Problem to solve
Select from the data all lines with the word "gallery".

Supplied material
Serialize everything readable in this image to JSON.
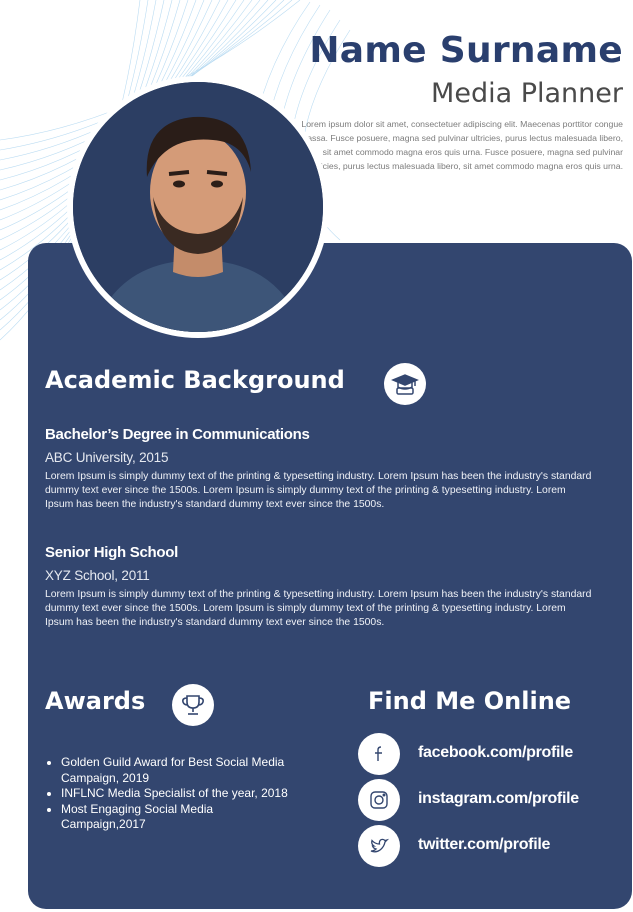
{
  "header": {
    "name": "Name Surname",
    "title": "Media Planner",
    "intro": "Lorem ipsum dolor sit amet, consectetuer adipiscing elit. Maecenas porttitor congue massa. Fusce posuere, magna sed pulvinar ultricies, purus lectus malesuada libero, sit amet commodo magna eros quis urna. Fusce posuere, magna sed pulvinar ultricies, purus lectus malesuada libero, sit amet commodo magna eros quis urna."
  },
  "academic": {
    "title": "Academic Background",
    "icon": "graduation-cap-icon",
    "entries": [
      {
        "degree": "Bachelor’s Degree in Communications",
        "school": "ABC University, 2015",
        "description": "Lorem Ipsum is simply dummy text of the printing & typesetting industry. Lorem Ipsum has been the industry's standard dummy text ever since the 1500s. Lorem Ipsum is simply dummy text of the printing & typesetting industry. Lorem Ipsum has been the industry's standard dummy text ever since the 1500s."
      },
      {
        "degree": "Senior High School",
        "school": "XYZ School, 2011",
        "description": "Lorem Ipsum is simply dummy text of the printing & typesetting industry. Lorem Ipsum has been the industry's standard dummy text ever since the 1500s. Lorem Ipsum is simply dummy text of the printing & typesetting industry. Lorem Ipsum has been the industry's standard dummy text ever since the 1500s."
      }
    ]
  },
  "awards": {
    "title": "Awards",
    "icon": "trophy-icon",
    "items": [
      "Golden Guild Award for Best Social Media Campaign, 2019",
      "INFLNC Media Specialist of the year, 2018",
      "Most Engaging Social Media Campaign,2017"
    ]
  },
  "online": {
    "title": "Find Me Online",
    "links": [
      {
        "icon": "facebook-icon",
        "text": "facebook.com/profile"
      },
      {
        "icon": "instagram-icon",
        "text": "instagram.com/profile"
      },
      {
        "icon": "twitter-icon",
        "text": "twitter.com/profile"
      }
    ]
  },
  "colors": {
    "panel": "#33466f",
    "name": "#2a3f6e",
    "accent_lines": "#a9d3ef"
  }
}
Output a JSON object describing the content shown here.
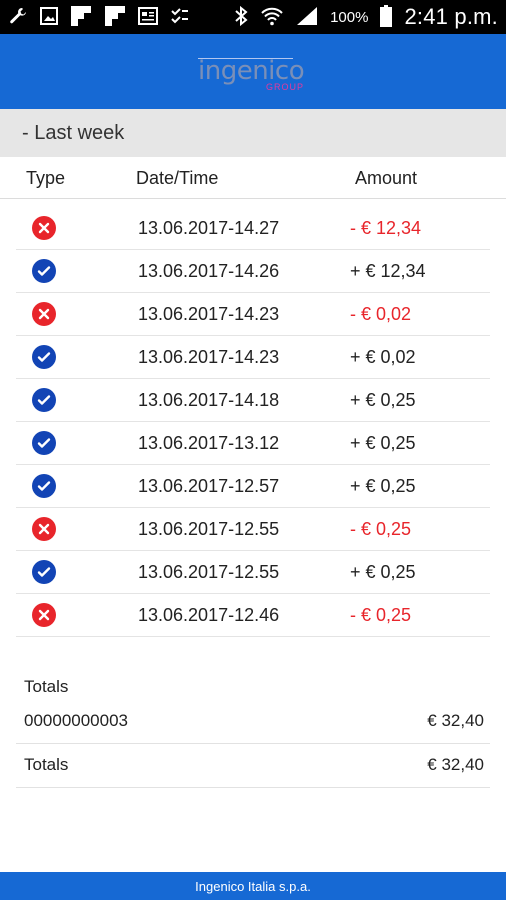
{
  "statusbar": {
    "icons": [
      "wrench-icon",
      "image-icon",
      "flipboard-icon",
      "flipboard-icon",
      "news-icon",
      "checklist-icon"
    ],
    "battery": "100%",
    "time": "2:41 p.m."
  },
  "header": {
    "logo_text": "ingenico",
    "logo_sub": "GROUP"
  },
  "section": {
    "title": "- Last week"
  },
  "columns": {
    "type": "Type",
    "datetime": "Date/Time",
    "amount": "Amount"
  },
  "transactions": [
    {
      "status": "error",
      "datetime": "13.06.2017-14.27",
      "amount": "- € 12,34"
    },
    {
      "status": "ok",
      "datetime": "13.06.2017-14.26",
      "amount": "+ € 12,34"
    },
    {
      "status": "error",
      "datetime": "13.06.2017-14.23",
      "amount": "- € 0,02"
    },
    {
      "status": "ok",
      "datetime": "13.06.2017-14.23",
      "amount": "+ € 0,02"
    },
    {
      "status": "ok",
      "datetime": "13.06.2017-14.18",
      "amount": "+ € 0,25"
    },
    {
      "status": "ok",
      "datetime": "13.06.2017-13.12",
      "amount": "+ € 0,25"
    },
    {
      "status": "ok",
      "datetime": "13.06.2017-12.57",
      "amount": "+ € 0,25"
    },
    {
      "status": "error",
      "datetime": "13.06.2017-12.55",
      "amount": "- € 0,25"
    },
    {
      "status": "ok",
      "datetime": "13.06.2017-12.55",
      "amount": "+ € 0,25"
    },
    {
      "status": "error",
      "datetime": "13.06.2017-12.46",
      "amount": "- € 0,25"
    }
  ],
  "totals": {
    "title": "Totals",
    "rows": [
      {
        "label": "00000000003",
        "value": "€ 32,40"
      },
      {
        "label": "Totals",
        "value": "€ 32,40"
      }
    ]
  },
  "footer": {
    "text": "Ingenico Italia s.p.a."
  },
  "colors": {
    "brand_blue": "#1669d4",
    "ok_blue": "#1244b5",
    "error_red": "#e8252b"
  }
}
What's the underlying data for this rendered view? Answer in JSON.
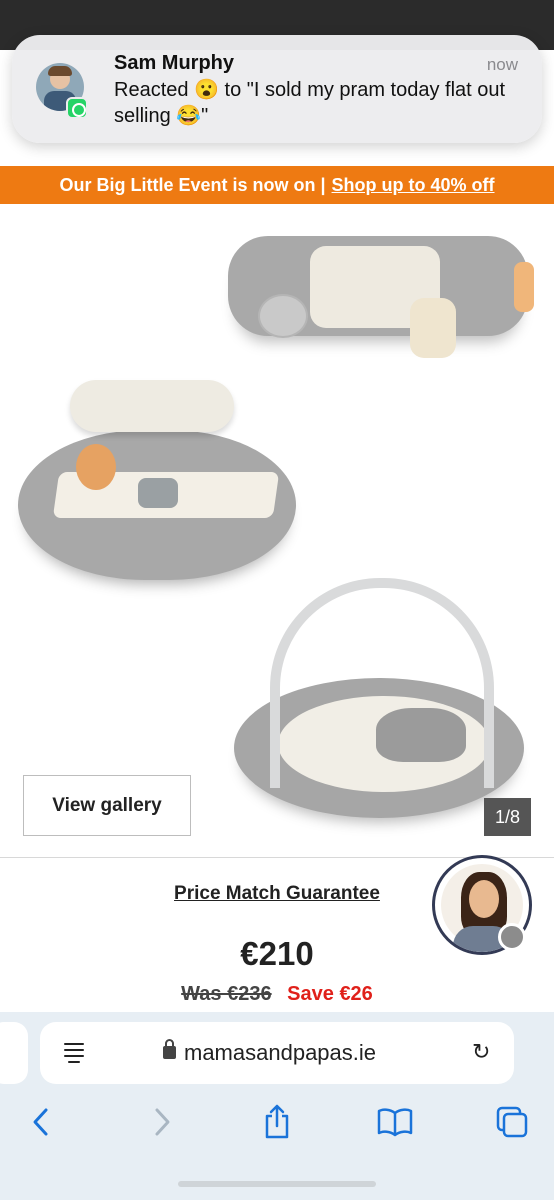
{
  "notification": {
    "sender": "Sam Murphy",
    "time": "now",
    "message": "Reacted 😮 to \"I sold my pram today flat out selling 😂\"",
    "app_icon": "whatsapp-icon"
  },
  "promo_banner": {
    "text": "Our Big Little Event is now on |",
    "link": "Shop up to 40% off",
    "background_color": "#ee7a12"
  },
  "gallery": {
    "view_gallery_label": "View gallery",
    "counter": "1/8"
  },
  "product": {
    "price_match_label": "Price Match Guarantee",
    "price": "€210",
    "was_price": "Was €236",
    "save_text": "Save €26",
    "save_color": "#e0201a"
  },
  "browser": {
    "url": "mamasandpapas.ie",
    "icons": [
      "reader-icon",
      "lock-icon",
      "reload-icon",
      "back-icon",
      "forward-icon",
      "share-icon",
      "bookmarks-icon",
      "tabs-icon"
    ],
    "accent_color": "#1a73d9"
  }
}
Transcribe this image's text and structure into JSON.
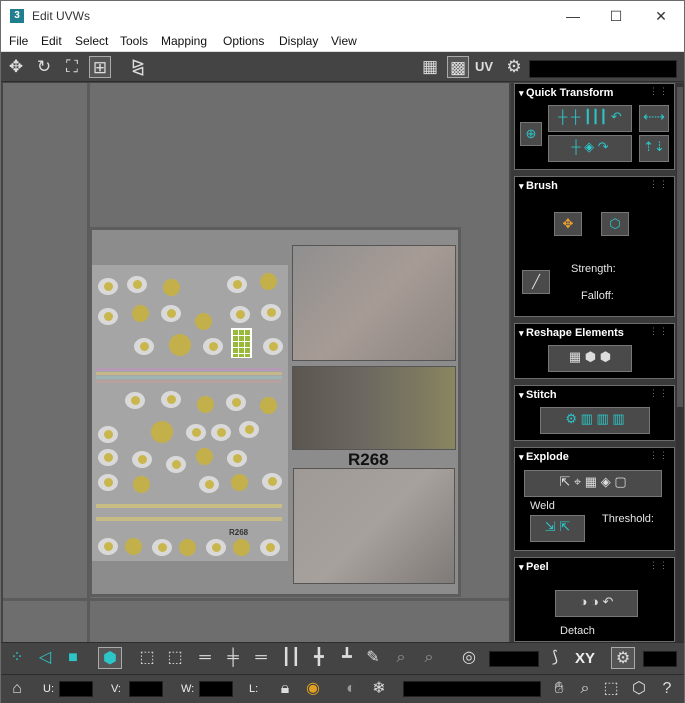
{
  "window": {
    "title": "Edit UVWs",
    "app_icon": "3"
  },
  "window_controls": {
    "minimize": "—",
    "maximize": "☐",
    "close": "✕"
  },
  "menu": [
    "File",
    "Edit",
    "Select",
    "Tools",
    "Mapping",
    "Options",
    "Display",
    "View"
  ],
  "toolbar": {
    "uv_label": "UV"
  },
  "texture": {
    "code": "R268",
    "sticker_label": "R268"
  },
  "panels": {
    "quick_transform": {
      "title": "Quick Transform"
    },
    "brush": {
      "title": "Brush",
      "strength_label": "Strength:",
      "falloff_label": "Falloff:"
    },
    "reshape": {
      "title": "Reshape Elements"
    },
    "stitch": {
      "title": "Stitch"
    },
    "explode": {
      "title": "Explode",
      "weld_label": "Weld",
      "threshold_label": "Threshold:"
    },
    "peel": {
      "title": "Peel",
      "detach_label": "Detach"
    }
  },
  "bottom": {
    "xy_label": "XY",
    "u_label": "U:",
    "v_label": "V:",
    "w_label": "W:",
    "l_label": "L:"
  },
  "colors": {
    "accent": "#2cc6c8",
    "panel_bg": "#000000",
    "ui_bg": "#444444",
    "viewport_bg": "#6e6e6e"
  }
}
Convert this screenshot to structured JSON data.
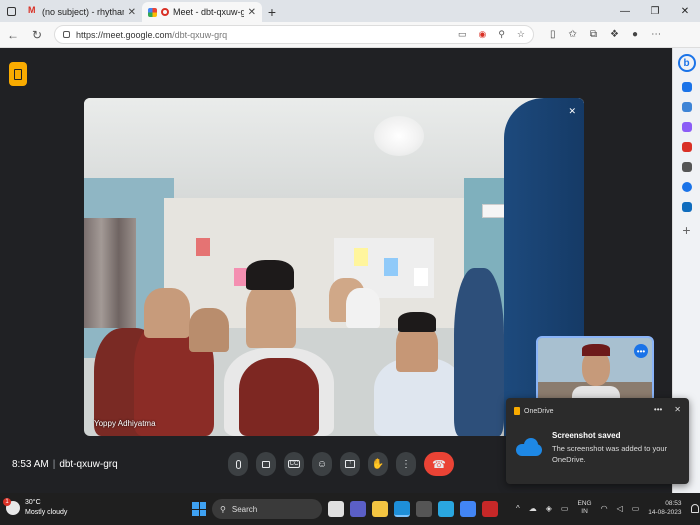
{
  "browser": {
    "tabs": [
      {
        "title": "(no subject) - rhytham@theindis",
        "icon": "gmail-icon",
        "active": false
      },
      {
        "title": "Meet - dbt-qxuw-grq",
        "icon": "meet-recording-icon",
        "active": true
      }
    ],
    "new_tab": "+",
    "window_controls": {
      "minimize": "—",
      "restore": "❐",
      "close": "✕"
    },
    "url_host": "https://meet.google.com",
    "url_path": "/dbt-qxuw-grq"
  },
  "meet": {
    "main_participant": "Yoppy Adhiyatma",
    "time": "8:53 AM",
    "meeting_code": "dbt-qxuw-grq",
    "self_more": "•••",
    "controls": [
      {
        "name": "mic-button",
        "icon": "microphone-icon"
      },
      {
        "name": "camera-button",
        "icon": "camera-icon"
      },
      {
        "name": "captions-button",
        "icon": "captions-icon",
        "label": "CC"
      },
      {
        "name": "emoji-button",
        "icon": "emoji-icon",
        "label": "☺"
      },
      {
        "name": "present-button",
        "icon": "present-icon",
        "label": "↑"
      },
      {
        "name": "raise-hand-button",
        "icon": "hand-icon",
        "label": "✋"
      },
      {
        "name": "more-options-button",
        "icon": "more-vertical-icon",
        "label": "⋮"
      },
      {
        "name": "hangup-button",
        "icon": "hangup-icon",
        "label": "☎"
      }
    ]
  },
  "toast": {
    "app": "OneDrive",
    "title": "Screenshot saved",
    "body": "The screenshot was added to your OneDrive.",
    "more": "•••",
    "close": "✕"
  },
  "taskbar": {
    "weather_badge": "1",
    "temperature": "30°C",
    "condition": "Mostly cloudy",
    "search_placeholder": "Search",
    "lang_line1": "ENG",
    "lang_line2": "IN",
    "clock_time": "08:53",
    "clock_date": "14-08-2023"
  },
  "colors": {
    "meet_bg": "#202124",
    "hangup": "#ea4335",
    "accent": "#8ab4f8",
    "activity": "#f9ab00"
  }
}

Exercise output
  "gallery": {
    "view_gallery_label": "View gallery",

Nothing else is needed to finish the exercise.